DOMESTIC WASTE DISPOSAL EFFECT AND THE SOLUTIONS
1.1 Background of the Study
The generation and disposal of waste is an intrinsic part of any developing society. Waste, both from domestic and commercial sources has grown significantly in the society over the past decade. Every time a householder shops at the store, and open market he contributes to the mountain of waste. It is possible to quote figures which show that the production of waste amounts to millions of tons. The percent of Nigeria’s population living in cities and urban area has more than doubled in the last 15 years.
According to Hornby (2005) domestic waste is something that is not or no longer used and is to be thrown away or disposed off. It is also any material lacking direct value to the producer and so must be disposed.
The management of waste is a matter of national and international concern. The cities, urban areas experience continuous growth which contributes to enormous in generation of solid and liquid waste.
According to Mowee (1990) there is no doubt that a dirty environment affects the standard of living, aesthetic sensibilities, health of the people and thus the quality of their lives. The corollary is that improper disposal or storage of this waste can constitute hazards to the society through the population of air, land and especially water, Mowee (1988).
According to UK Environmental Protection Act, (1990) hereinafter, EPA, defined waste as “any substance which constitutes a scrap material or an effluent or other unwanted surplus substance from application of any process”. Any substance or article which requires to be disposed of as being broken, worn out, contaminated or otherwise spoiled (75 EPA 1990).
Ilegbune (1994) states that domestic waste includes that from domestic premises, caravan sites residential homes, educational establishments (schools) and nursing homes and (probably hospitals). It can be organic or non-organic.

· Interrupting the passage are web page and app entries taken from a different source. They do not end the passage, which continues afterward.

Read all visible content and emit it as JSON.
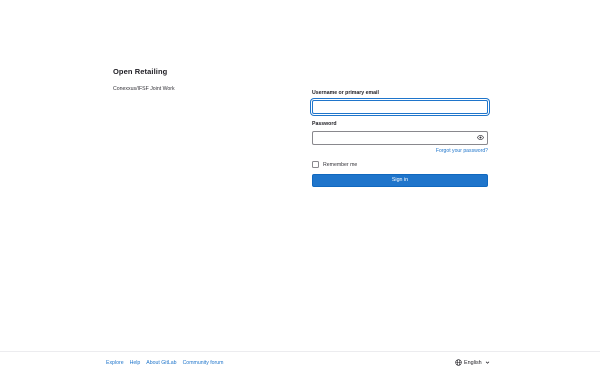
{
  "brand": {
    "title": "Open Retailing",
    "description": "Conexxus/IFSF Joint Work"
  },
  "form": {
    "username_label": "Username or primary email",
    "username_value": "",
    "password_label": "Password",
    "password_value": "",
    "forgot_password": "Forgot your password?",
    "remember_me": "Remember me",
    "remember_me_checked": false,
    "sign_in": "Sign in"
  },
  "footer": {
    "links": [
      "Explore",
      "Help",
      "About GitLab",
      "Community forum"
    ],
    "language": "English"
  },
  "icons": {
    "password_toggle": "eye-icon",
    "language": "globe-icon",
    "language_menu": "chevron-down-icon"
  },
  "colors": {
    "accent": "#1f75cb",
    "text": "#333238",
    "border": "#89888d"
  }
}
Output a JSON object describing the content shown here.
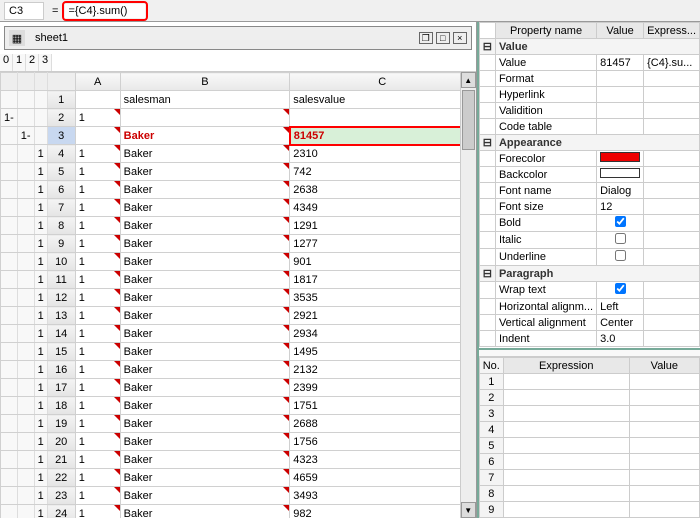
{
  "formula": {
    "cell_ref": "C3",
    "expr": "={C4}.sum()"
  },
  "sheet": {
    "name": "sheet1",
    "outline_levels": [
      "0",
      "1",
      "2",
      "3"
    ],
    "columns": [
      "A",
      "B",
      "C"
    ],
    "headers": {
      "A": "",
      "B": "salesman",
      "C": "salesvalue"
    }
  },
  "rows": [
    {
      "n": 1,
      "a": "",
      "b": "salesman",
      "c": "salesvalue",
      "g": [
        "",
        "",
        ""
      ]
    },
    {
      "n": 2,
      "a": "1",
      "b": "",
      "c": "",
      "g": [
        "1-",
        "",
        ""
      ]
    },
    {
      "n": 3,
      "a": "",
      "b": "Baker",
      "c": "81457",
      "g": [
        "",
        "1-",
        ""
      ],
      "sel": true,
      "red": true
    },
    {
      "n": 4,
      "a": "1",
      "b": "Baker",
      "c": "2310",
      "g": [
        "",
        "",
        "1"
      ]
    },
    {
      "n": 5,
      "a": "1",
      "b": "Baker",
      "c": "742",
      "g": [
        "",
        "",
        "1"
      ]
    },
    {
      "n": 6,
      "a": "1",
      "b": "Baker",
      "c": "2638",
      "g": [
        "",
        "",
        "1"
      ]
    },
    {
      "n": 7,
      "a": "1",
      "b": "Baker",
      "c": "4349",
      "g": [
        "",
        "",
        "1"
      ]
    },
    {
      "n": 8,
      "a": "1",
      "b": "Baker",
      "c": "1291",
      "g": [
        "",
        "",
        "1"
      ]
    },
    {
      "n": 9,
      "a": "1",
      "b": "Baker",
      "c": "1277",
      "g": [
        "",
        "",
        "1"
      ]
    },
    {
      "n": 10,
      "a": "1",
      "b": "Baker",
      "c": "901",
      "g": [
        "",
        "",
        "1"
      ]
    },
    {
      "n": 11,
      "a": "1",
      "b": "Baker",
      "c": "1817",
      "g": [
        "",
        "",
        "1"
      ]
    },
    {
      "n": 12,
      "a": "1",
      "b": "Baker",
      "c": "3535",
      "g": [
        "",
        "",
        "1"
      ]
    },
    {
      "n": 13,
      "a": "1",
      "b": "Baker",
      "c": "2921",
      "g": [
        "",
        "",
        "1"
      ]
    },
    {
      "n": 14,
      "a": "1",
      "b": "Baker",
      "c": "2934",
      "g": [
        "",
        "",
        "1"
      ]
    },
    {
      "n": 15,
      "a": "1",
      "b": "Baker",
      "c": "1495",
      "g": [
        "",
        "",
        "1"
      ]
    },
    {
      "n": 16,
      "a": "1",
      "b": "Baker",
      "c": "2132",
      "g": [
        "",
        "",
        "1"
      ]
    },
    {
      "n": 17,
      "a": "1",
      "b": "Baker",
      "c": "2399",
      "g": [
        "",
        "",
        "1"
      ]
    },
    {
      "n": 18,
      "a": "1",
      "b": "Baker",
      "c": "1751",
      "g": [
        "",
        "",
        "1"
      ]
    },
    {
      "n": 19,
      "a": "1",
      "b": "Baker",
      "c": "2688",
      "g": [
        "",
        "",
        "1"
      ]
    },
    {
      "n": 20,
      "a": "1",
      "b": "Baker",
      "c": "1756",
      "g": [
        "",
        "",
        "1"
      ]
    },
    {
      "n": 21,
      "a": "1",
      "b": "Baker",
      "c": "4323",
      "g": [
        "",
        "",
        "1"
      ]
    },
    {
      "n": 22,
      "a": "1",
      "b": "Baker",
      "c": "4659",
      "g": [
        "",
        "",
        "1"
      ]
    },
    {
      "n": 23,
      "a": "1",
      "b": "Baker",
      "c": "3493",
      "g": [
        "",
        "",
        "1"
      ]
    },
    {
      "n": 24,
      "a": "1",
      "b": "Baker",
      "c": "982",
      "g": [
        "",
        "",
        "1"
      ]
    }
  ],
  "props": {
    "header": [
      "Property name",
      "Value",
      "Express..."
    ],
    "groups": [
      {
        "name": "Value",
        "items": [
          {
            "k": "Value",
            "v": "81457",
            "e": "{C4}.su..."
          },
          {
            "k": "Format",
            "v": ""
          },
          {
            "k": "Hyperlink",
            "v": ""
          },
          {
            "k": "Validition",
            "v": ""
          },
          {
            "k": "Code table",
            "v": ""
          }
        ]
      },
      {
        "name": "Appearance",
        "items": [
          {
            "k": "Forecolor",
            "v": "",
            "swatch": "red"
          },
          {
            "k": "Backcolor",
            "v": "",
            "swatch": "white"
          },
          {
            "k": "Font name",
            "v": "Dialog"
          },
          {
            "k": "Font size",
            "v": "12"
          },
          {
            "k": "Bold",
            "v": "",
            "chk": true
          },
          {
            "k": "Italic",
            "v": "",
            "chk": false
          },
          {
            "k": "Underline",
            "v": "",
            "chk": false
          }
        ]
      },
      {
        "name": "Paragraph",
        "items": [
          {
            "k": "Wrap text",
            "v": "",
            "chk": true
          },
          {
            "k": "Horizontal alignm...",
            "v": "Left"
          },
          {
            "k": "Vertical alignment",
            "v": "Center"
          },
          {
            "k": "Indent",
            "v": "3.0"
          }
        ]
      }
    ]
  },
  "expr_panel": {
    "header": [
      "No.",
      "Expression",
      "Value"
    ],
    "rows": [
      1,
      2,
      3,
      4,
      5,
      6,
      7,
      8,
      9
    ]
  }
}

Waste management simply means the collection of keeping, treatment and disposal of waste in such a way as render them harmless to human and animal life, the ecology and environment generally. Domestic waste management has become an area of major concern in Nigeria today. It appears to be a loosing battle against the harmful consequences of unguided waste and the attainment of clean healthy environment for all Nigerians. It is common sight in Nigeria today to see heaps/accumulation of festering waste dumps in our states, urban and commercial cities.
Since the inception of the administration, there have been concerted efforts to achieve sustainable waste management in the state. The efforts culminated in the establishment of the Enugu State Waste Management Agency (ESWAMA) in 2004. The Agency was set up to replace defunct Enugu State Environmental Protection Agency (ENSEPA), which failed to meet the challenges of modern day waste management. This repositioning occurred to enable it give more focused service delivery and to restore the past glory of Enugu State as a very clear city through sound waste management.
ESWAMA was established to develop and implement policies on the management of solid and liquid wastes that would promote the health and well being of the people. The residents are also required to pay approved sanitation rates through designated banks in various zones, when presented with demand notice.
Nnamani (2000) states that sanitation is an act of working out ways to improve the health consideration of a given environment is necessary to overcome the impact of man’s negative activities on the environment.
World Health Organisation refers sanitation as the control of all those factors in man’s physical environment which exercise or may exercise a deleterious effect on his physical development, health and survival.
According to Nnamani (2000) Government intention on designating the last Saturday of every month as a sanitation day is to tackle in serious manner the insurmunting problem of ever-increasing waste generated from domestic, commercial recreational and those from working offices.